What is required. Retype all of the entries exactly as they appear.

Supplied material.
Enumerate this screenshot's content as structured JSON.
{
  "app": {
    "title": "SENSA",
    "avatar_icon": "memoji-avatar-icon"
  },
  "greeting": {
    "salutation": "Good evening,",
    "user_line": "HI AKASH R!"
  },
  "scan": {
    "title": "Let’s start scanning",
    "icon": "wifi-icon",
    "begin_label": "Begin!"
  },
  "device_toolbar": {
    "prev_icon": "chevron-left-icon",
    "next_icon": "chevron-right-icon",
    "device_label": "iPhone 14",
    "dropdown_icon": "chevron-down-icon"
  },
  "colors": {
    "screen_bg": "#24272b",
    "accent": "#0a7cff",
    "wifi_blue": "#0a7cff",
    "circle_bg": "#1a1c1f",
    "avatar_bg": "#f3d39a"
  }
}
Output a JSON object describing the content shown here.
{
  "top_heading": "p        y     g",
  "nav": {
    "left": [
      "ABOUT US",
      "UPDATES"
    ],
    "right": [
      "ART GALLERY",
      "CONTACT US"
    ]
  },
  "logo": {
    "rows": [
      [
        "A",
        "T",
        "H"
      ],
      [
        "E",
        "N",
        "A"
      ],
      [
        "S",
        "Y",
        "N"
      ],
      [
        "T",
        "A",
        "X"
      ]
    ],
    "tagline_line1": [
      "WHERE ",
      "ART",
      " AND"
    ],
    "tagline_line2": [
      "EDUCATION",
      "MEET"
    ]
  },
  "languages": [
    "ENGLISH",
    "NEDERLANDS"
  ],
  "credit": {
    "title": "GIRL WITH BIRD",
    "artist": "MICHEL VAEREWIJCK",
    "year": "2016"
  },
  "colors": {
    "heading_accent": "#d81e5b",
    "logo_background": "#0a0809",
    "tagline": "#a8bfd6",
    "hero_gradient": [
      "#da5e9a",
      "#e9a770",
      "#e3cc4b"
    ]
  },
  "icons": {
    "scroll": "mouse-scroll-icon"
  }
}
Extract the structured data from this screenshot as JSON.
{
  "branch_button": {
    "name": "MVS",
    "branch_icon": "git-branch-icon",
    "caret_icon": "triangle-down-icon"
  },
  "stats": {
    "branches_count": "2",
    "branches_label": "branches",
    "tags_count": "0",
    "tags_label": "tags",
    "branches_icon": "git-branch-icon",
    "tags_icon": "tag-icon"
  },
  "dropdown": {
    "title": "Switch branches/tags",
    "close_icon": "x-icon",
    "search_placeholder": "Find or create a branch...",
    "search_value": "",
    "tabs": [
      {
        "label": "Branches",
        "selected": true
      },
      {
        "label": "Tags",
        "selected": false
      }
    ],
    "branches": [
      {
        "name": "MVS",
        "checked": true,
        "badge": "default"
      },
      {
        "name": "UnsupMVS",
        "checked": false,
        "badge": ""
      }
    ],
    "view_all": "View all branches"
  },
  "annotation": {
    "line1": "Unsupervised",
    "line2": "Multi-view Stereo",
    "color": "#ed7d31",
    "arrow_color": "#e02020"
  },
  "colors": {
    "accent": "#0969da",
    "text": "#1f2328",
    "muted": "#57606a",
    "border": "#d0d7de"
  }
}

Result of the task.
Enumerate this screenshot's content as structured JSON.
{
  "app": {
    "title": "SENSA",
    "avatar_icon": "memoji-avatar-icon"
  },
  "greeting": {
    "salutation": "Good evening,",
    "user_line": "HI AKASH R!"
  },
  "scan": {
    "title": "Let’s start scanning",
    "icon": "wifi-icon",
    "begin_label": "Begin!"
  },
  "device_toolbar": {
    "prev_icon": "chevron-left-icon",
    "next_icon": "chevron-right-icon",
    "device_label": "iPhone 14",
    "dropdown_icon": "chevron-down-icon"
  },
  "colors": {
    "screen_bg": "#24272b",
    "accent": "#0a7cff",
    "wifi_blue": "#0a7cff",
    "circle_bg": "#1a1c1f",
    "avatar_bg": "#f3d39a"
  }
}
Output a JSON object describing the content shown here.
{
  "top_heading": "p        y     g",
  "nav": {
    "left": [
      "ABOUT US",
      "UPDATES"
    ],
    "right": [
      "ART GALLERY",
      "CONTACT US"
    ]
  },
  "logo": {
    "rows": [
      [
        "A",
        "T",
        "H"
      ],
      [
        "E",
        "N",
        "A"
      ],
      [
        "S",
        "Y",
        "N"
      ],
      [
        "T",
        "A",
        "X"
      ]
    ],
    "tagline_line1": [
      "WHERE ",
      "ART",
      " AND"
    ],
    "tagline_line2": [
      "EDUCATION",
      "MEET"
    ]
  },
  "languages": [
    "ENGLISH",
    "NEDERLANDS"
  ],
  "credit": {
    "title": "GIRL WITH BIRD",
    "artist": "MICHEL VAEREWIJCK",
    "year": "2016"
  },
  "colors": {
    "heading_accent": "#d81e5b",
    "logo_background": "#0a0809",
    "tagline": "#a8bfd6",
    "hero_gradient": [
      "#da5e9a",
      "#e9a770",
      "#e3cc4b"
    ]
  },
  "icons": {
    "scroll": "mouse-scroll-icon"
  }
}
Extract the structured data from this screenshot as JSON.
{
  "branch_button": {
    "name": "MVS",
    "branch_icon": "git-branch-icon",
    "caret_icon": "triangle-down-icon"
  },
  "stats": {
    "branches_count": "2",
    "branches_label": "branches",
    "tags_count": "0",
    "tags_label": "tags",
    "branches_icon": "git-branch-icon",
    "tags_icon": "tag-icon"
  },
  "dropdown": {
    "title": "Switch branches/tags",
    "close_icon": "x-icon",
    "search_placeholder": "Find or create a branch...",
    "search_value": "",
    "tabs": [
      {
        "label": "Branches",
        "selected": true
      },
      {
        "label": "Tags",
        "selected": false
      }
    ],
    "branches": [
      {
        "name": "MVS",
        "checked": true,
        "badge": "default"
      },
      {
        "name": "UnsupMVS",
        "checked": false,
        "badge": ""
      }
    ],
    "view_all": "View all branches"
  },
  "annotation": {
    "line1": "Unsupervised",
    "line2": "Multi-view Stereo",
    "color": "#ed7d31",
    "arrow_color": "#e02020"
  },
  "colors": {
    "accent": "#0969da",
    "text": "#1f2328",
    "muted": "#57606a",
    "border": "#d0d7de"
  }
}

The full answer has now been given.